▸ The data
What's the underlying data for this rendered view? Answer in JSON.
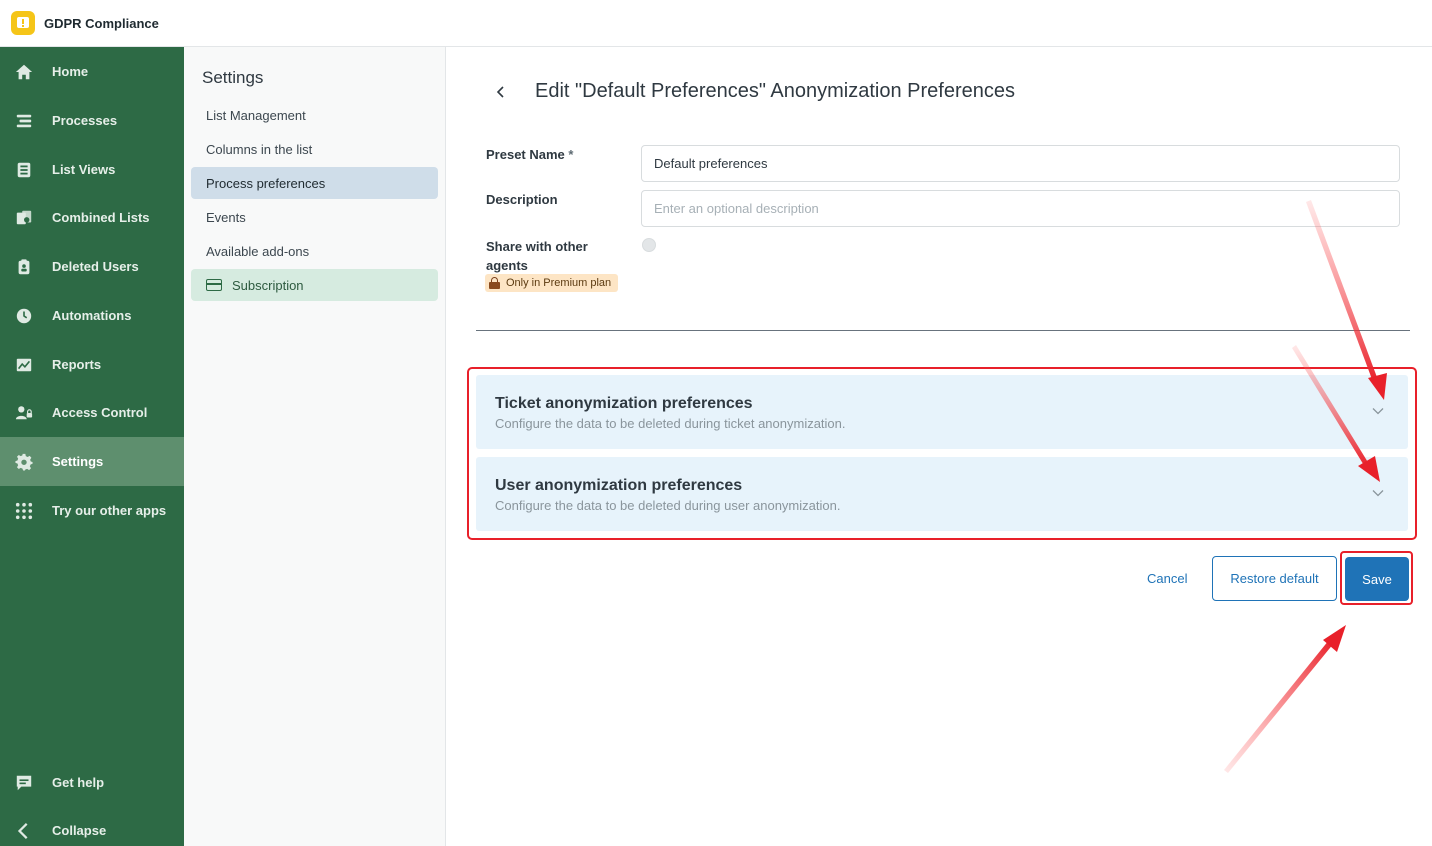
{
  "app": {
    "title": "GDPR Compliance"
  },
  "nav": {
    "items": [
      {
        "label": "Home",
        "icon": "home-icon"
      },
      {
        "label": "Processes",
        "icon": "processes-icon"
      },
      {
        "label": "List Views",
        "icon": "list-views-icon"
      },
      {
        "label": "Combined Lists",
        "icon": "combined-lists-icon"
      },
      {
        "label": "Deleted Users",
        "icon": "deleted-users-icon"
      },
      {
        "label": "Automations",
        "icon": "clock-icon"
      },
      {
        "label": "Reports",
        "icon": "chart-icon"
      },
      {
        "label": "Access Control",
        "icon": "user-lock-icon"
      },
      {
        "label": "Settings",
        "icon": "gear-icon",
        "active": true
      },
      {
        "label": "Try our other apps",
        "icon": "grid-icon"
      }
    ],
    "footer": [
      {
        "label": "Get help",
        "icon": "chat-icon"
      },
      {
        "label": "Collapse",
        "icon": "chevron-left-icon"
      }
    ]
  },
  "settings": {
    "title": "Settings",
    "items": [
      {
        "label": "List Management"
      },
      {
        "label": "Columns in the list"
      },
      {
        "label": "Process preferences",
        "active": true
      },
      {
        "label": "Events"
      },
      {
        "label": "Available add-ons"
      },
      {
        "label": "Subscription",
        "icon": "credit-card-icon"
      }
    ]
  },
  "page": {
    "title": "Edit \"Default Preferences\" Anonymization Preferences",
    "form": {
      "preset_name_label": "Preset Name",
      "preset_name_required": "*",
      "preset_name_value": "Default preferences",
      "description_label": "Description",
      "description_placeholder": "Enter an optional description",
      "share_label": "Share with other agents",
      "share_enabled": false,
      "premium_badge": "Only in Premium plan"
    },
    "sections": [
      {
        "title": "Ticket anonymization preferences",
        "description": "Configure the data to be deleted during ticket anonymization."
      },
      {
        "title": "User anonymization preferences",
        "description": "Configure the data to be deleted during user anonymization."
      }
    ],
    "actions": {
      "cancel": "Cancel",
      "restore_default": "Restore default",
      "save": "Save"
    }
  },
  "colors": {
    "nav_bg": "#2d6a45",
    "nav_active": "#5e8f6e",
    "primary": "#1f73b7",
    "accordion_bg": "#e7f3fb",
    "annotation_red": "#e8202a"
  }
}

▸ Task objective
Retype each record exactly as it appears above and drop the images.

▸ Expected answer
What's the underlying data for this rendered view? Answer in JSON.
{
  "app": {
    "title": "GDPR Compliance"
  },
  "nav": {
    "items": [
      {
        "label": "Home",
        "icon": "home-icon"
      },
      {
        "label": "Processes",
        "icon": "processes-icon"
      },
      {
        "label": "List Views",
        "icon": "list-views-icon"
      },
      {
        "label": "Combined Lists",
        "icon": "combined-lists-icon"
      },
      {
        "label": "Deleted Users",
        "icon": "deleted-users-icon"
      },
      {
        "label": "Automations",
        "icon": "clock-icon"
      },
      {
        "label": "Reports",
        "icon": "chart-icon"
      },
      {
        "label": "Access Control",
        "icon": "user-lock-icon"
      },
      {
        "label": "Settings",
        "icon": "gear-icon",
        "active": true
      },
      {
        "label": "Try our other apps",
        "icon": "grid-icon"
      }
    ],
    "footer": [
      {
        "label": "Get help",
        "icon": "chat-icon"
      },
      {
        "label": "Collapse",
        "icon": "chevron-left-icon"
      }
    ]
  },
  "settings": {
    "title": "Settings",
    "items": [
      {
        "label": "List Management"
      },
      {
        "label": "Columns in the list"
      },
      {
        "label": "Process preferences",
        "active": true
      },
      {
        "label": "Events"
      },
      {
        "label": "Available add-ons"
      },
      {
        "label": "Subscription",
        "icon": "credit-card-icon"
      }
    ]
  },
  "page": {
    "title": "Edit \"Default Preferences\" Anonymization Preferences",
    "form": {
      "preset_name_label": "Preset Name",
      "preset_name_required": "*",
      "preset_name_value": "Default preferences",
      "description_label": "Description",
      "description_placeholder": "Enter an optional description",
      "share_label": "Share with other agents",
      "share_enabled": false,
      "premium_badge": "Only in Premium plan"
    },
    "sections": [
      {
        "title": "Ticket anonymization preferences",
        "description": "Configure the data to be deleted during ticket anonymization."
      },
      {
        "title": "User anonymization preferences",
        "description": "Configure the data to be deleted during user anonymization."
      }
    ],
    "actions": {
      "cancel": "Cancel",
      "restore_default": "Restore default",
      "save": "Save"
    }
  },
  "colors": {
    "nav_bg": "#2d6a45",
    "nav_active": "#5e8f6e",
    "primary": "#1f73b7",
    "accordion_bg": "#e7f3fb",
    "annotation_red": "#e8202a"
  }
}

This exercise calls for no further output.